I was lucky enough to be a part of the Catholic Mission Warralong Immersion in 2014. Within a few days of arriving in Warralong we discovered that a local politician was visiting to listen to the concerns of the community, this became known as the protest meeting.
This was a striking time for me during the immersion as I was shocked by the severity of the issues the elders of the community were describing, which we could also see for ourselves.
These problems include lack of vital services such as water, electricity and gas, as well as issues concerning garbage collection and housing.
Children from the school had illustrated their family home, with people seemingly packed in like sardines.
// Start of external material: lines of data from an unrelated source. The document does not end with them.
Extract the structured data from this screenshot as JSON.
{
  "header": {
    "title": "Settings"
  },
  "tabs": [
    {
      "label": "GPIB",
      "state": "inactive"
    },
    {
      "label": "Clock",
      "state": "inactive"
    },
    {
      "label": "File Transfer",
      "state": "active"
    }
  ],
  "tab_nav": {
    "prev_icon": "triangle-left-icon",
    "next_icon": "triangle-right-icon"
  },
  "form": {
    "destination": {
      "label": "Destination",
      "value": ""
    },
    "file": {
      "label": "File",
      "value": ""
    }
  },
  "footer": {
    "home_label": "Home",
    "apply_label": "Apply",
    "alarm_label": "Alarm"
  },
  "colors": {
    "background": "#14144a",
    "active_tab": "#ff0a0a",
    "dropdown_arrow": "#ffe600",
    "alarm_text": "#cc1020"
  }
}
The children also held signs, one of which was captioned “Slaves on our own land”.
This protest meeting, among other special moments from the immersion, was eye opening. It was hard to believe that we were still in Australia.
While the state of infrastructure and the support for Warralong was (and still is) very poor, the trip was very powerful in a positive way. The children we interacted with were always smiling and grateful. Their connection with one another and the land was humbling to witness.
The Warralong immersion instilled in me a greater sense of gratitude and appreciation. I also felt equipped with the knowledge I needed to help tackle the stigma indigenous people face and help improve their circumstances and opportunities. I am visiting Warralong again this winter with St Francis Xavier College as an ambassador and mentor for the college students. – Andrew Nolan
In many ways, my immersion trip to the remote indigenous community of Warralong changed my life. Social justice and indigenous issues have long been important to me, but I had always felt quite detached from the problems faced by our indigenous brothers and sisters. Going to Warralong was like nothing I had done or experienced before.
One of the things that struck me was the material poverty. I say material poverty only because the community was so rich in culture and tradition.
I had never been exposed to such poverty and, as a 16-year-old, I found it pretty confronting. Talking to the teachers at the school in the community and attending a protest gave me an insight into how some of the First Australians live.
Another thing that has really stuck with me was the racism that I witnessed. It wasn’t just casual racism, which was quite shocking to me. I remember in a shop, the cashier was incredibly condescending and rude to a boy not much younger than me and speaking to him in such a manner that would not have been the case if he was white.
Warralong and its people have left their mark on me and I came home with a re-energised passion for social justice and human rights, as well as a new perspective. I got so much out of my experience and I feel so fortunate to have had it. – Chloe Sullivan